Assignment:
Below are records; copy every line among them that contains the word "subtitle".

(Stored items)
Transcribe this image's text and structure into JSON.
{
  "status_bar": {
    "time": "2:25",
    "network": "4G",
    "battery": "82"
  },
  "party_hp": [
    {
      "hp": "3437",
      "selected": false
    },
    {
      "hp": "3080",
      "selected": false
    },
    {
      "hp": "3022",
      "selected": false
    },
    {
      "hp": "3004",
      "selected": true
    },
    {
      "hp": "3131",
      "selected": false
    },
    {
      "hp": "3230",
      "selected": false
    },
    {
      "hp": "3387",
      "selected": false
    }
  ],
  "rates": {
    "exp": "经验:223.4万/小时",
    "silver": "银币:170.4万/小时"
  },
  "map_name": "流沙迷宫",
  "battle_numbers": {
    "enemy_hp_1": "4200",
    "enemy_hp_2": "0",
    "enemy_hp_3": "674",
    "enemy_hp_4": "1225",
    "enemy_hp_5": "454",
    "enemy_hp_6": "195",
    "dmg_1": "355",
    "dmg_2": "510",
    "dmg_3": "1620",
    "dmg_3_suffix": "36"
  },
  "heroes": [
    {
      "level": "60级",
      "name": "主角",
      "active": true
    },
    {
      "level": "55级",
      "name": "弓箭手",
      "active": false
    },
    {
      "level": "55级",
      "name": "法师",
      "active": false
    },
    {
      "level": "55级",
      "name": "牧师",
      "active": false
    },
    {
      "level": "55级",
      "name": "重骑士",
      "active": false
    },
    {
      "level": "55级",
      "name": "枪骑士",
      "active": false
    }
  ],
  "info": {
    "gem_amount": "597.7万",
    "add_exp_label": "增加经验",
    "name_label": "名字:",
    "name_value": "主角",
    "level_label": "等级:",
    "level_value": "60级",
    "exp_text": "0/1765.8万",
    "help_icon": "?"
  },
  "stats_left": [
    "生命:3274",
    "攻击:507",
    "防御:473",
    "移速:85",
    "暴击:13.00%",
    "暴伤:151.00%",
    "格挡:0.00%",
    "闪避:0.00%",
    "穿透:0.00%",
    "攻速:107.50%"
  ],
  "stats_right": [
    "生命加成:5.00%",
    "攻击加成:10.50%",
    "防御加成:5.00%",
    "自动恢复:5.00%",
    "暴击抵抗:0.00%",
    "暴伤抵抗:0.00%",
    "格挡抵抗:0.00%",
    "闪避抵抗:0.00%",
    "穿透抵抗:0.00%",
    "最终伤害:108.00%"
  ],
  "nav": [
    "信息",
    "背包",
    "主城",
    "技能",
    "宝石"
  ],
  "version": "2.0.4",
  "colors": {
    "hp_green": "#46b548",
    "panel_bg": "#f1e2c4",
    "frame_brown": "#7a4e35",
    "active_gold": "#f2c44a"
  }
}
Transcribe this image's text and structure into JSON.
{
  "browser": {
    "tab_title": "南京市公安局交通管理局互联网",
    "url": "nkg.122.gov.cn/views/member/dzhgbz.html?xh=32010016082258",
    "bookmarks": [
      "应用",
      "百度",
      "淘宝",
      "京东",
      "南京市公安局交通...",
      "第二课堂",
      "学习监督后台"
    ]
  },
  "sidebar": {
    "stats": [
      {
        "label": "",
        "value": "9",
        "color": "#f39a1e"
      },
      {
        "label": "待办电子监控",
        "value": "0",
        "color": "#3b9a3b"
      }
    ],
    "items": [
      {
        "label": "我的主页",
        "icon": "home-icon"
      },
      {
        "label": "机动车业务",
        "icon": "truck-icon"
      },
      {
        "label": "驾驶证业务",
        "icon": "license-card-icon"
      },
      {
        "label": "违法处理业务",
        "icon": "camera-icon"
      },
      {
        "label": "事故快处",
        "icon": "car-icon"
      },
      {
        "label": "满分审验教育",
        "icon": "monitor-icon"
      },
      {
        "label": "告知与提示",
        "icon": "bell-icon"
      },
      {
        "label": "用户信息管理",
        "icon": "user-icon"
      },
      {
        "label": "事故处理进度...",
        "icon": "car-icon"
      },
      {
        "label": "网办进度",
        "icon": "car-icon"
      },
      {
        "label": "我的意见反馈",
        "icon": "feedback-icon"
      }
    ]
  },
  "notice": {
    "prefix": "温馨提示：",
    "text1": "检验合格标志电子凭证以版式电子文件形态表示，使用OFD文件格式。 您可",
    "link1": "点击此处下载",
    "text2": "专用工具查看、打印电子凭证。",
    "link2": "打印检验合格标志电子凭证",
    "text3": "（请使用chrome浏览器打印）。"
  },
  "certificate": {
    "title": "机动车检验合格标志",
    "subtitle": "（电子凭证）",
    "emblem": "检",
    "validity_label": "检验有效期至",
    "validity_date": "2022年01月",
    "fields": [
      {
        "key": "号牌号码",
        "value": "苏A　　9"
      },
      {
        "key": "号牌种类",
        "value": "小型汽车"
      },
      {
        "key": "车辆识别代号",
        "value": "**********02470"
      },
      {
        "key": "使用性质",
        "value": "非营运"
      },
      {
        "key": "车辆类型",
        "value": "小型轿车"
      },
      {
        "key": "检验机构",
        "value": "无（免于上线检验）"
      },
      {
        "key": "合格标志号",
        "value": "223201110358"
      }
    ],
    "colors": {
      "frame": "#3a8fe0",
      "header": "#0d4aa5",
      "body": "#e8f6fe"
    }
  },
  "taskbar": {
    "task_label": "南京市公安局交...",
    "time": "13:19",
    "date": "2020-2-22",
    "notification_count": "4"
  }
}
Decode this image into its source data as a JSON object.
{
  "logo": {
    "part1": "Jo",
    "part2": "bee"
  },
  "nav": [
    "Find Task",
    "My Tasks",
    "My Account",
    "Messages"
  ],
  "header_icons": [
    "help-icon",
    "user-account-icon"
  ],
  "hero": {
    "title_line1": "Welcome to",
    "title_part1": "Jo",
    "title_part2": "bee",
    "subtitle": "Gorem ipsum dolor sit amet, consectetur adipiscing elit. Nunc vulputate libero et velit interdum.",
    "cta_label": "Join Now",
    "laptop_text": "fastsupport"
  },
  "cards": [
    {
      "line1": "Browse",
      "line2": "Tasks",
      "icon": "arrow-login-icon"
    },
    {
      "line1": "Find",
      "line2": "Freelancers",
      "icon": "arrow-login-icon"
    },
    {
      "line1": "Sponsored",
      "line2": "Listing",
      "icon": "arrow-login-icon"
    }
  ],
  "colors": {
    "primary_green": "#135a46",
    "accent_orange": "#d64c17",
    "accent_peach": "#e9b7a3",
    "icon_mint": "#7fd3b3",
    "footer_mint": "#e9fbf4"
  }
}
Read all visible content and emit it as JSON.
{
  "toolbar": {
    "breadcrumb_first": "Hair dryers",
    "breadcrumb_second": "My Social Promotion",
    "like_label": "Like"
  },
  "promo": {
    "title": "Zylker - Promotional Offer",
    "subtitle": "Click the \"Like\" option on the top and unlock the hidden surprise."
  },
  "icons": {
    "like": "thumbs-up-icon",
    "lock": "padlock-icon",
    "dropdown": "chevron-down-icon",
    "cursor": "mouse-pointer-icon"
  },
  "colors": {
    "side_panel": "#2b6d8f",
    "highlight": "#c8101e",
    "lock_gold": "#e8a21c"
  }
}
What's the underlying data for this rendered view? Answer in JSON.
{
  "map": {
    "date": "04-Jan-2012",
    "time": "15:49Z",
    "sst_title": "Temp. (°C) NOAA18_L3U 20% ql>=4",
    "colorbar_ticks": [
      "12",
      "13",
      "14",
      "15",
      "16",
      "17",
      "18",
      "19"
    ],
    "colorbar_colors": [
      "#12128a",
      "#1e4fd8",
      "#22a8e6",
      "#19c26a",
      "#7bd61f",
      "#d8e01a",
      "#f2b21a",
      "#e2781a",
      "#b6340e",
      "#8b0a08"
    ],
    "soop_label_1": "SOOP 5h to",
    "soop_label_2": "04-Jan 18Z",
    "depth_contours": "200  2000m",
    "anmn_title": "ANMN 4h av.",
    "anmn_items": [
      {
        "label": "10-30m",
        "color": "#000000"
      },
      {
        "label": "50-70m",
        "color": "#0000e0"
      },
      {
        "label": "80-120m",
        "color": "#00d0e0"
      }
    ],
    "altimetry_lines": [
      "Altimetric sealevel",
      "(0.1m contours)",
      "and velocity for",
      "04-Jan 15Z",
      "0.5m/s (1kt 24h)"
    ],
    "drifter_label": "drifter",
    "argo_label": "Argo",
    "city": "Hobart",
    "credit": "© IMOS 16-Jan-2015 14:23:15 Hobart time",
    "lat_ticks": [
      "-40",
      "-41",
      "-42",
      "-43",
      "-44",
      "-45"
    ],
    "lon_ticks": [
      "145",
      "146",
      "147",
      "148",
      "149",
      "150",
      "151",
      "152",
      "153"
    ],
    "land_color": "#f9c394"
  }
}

Result of the task:
    "subtitle": "（电子凭证）",
    "subtitle": "Gorem ipsum dolor sit amet, consectetur adipiscing elit. Nunc vulputate libero et velit interdum.",
    "subtitle": "Click the \"Like\" option on the top and unlock the hidden surprise."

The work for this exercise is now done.